## Problem details
Look at every line of the material below and tally those containing "align". Reply with the total alone.

## Data section
- Opening Delimiter -
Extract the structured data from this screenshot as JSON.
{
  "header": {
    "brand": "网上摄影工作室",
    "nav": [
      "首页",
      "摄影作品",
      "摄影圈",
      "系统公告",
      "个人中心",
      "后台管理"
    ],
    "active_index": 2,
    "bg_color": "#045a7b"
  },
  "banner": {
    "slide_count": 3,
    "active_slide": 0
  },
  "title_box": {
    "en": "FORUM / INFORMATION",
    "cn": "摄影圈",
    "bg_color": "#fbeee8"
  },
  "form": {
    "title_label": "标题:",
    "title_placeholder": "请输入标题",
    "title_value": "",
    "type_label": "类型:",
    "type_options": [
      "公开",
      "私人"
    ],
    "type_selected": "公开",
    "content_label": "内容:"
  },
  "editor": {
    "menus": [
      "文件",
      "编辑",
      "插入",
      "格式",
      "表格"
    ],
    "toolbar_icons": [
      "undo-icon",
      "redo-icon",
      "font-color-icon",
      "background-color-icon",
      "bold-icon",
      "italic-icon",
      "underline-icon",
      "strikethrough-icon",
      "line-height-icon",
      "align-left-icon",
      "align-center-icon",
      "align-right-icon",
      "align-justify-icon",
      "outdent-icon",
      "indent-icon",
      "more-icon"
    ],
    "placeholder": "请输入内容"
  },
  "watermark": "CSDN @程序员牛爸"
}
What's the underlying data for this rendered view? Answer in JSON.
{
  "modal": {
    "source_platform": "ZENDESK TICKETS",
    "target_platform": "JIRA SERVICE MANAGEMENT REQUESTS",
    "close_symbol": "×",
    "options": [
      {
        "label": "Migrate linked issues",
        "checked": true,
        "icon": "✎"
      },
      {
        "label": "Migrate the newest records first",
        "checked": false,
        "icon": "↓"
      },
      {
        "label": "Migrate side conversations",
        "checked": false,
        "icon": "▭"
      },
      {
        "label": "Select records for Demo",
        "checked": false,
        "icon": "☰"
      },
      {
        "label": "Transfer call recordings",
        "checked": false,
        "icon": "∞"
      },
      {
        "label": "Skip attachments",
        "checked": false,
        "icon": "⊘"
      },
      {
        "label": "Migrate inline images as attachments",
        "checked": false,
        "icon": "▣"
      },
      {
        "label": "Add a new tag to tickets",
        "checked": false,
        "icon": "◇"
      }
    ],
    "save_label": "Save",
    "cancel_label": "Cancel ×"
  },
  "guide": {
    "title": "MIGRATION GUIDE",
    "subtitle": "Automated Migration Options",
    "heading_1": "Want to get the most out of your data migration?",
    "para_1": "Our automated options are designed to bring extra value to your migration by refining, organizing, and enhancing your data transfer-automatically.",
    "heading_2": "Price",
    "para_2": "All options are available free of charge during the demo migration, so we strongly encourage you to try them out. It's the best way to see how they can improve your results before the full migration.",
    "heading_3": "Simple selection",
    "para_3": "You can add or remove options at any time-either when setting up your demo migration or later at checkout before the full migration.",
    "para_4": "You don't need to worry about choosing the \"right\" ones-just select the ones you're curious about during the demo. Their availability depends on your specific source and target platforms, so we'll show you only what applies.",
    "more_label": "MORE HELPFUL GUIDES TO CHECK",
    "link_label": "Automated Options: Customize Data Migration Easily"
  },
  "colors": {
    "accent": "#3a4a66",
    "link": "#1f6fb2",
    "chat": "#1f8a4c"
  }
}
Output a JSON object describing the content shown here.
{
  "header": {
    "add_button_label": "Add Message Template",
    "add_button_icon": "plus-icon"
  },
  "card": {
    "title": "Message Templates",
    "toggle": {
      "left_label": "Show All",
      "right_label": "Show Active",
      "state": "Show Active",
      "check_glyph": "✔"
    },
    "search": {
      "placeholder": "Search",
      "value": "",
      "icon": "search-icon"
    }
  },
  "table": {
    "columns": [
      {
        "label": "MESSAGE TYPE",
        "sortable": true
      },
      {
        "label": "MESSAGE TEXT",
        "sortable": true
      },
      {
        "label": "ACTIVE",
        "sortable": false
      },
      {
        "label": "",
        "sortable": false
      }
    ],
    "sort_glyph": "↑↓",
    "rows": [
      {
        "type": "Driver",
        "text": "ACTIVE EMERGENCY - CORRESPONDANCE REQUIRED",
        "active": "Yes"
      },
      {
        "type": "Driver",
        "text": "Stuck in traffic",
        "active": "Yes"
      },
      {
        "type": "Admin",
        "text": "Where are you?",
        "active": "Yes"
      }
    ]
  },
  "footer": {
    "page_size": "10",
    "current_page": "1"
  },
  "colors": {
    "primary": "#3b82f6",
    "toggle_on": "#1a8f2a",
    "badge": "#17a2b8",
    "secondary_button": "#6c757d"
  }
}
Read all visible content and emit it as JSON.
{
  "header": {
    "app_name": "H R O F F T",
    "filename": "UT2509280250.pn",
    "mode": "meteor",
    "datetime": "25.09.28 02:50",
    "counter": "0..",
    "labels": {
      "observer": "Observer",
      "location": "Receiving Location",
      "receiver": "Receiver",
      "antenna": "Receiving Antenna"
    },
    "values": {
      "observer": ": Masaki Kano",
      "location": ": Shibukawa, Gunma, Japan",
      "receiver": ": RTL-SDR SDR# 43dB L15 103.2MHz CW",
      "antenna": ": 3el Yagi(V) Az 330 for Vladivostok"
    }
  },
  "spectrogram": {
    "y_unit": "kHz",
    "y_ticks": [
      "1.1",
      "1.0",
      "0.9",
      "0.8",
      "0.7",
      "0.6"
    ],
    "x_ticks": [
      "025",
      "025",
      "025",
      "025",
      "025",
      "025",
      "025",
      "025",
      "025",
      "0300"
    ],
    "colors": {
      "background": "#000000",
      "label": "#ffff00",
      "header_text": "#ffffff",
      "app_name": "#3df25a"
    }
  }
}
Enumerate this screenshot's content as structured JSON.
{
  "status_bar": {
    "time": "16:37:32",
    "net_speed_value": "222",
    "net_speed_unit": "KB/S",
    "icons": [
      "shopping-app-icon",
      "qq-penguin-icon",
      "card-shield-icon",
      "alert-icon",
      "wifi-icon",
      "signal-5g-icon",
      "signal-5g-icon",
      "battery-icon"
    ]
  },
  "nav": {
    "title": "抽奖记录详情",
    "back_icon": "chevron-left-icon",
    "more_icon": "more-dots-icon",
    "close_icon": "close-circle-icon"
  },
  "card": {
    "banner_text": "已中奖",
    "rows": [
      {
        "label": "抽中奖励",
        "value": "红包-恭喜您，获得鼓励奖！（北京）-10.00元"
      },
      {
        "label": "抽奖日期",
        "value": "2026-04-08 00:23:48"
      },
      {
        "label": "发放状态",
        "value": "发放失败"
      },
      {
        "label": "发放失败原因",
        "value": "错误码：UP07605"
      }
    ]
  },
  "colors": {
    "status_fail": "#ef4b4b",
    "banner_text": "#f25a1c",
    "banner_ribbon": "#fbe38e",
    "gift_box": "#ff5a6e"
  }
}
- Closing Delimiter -
## Expected answer
4